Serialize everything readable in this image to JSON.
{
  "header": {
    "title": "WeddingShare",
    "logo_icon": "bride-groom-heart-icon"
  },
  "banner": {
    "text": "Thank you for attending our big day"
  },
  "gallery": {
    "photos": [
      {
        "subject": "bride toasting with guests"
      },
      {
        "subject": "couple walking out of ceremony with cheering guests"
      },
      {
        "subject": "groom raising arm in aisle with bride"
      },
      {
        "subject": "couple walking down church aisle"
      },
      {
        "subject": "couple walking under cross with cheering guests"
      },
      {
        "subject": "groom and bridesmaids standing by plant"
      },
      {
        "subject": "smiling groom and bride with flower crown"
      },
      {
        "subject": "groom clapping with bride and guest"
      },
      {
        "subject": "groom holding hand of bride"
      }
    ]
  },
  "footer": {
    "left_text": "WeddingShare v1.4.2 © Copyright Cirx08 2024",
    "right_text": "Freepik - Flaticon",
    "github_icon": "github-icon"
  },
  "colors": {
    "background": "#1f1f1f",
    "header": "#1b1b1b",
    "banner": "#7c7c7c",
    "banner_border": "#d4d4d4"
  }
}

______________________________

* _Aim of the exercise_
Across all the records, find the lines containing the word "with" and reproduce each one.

* _Output for this task_
        "subject": "bride toasting with guests"
        "subject": "couple walking out of ceremony with cheering guests"
        "subject": "groom raising arm in aisle with bride"
        "subject": "couple walking under cross with cheering guests"
        "subject": "smiling groom and bride with flower crown"
        "subject": "groom clapping with bride and guest"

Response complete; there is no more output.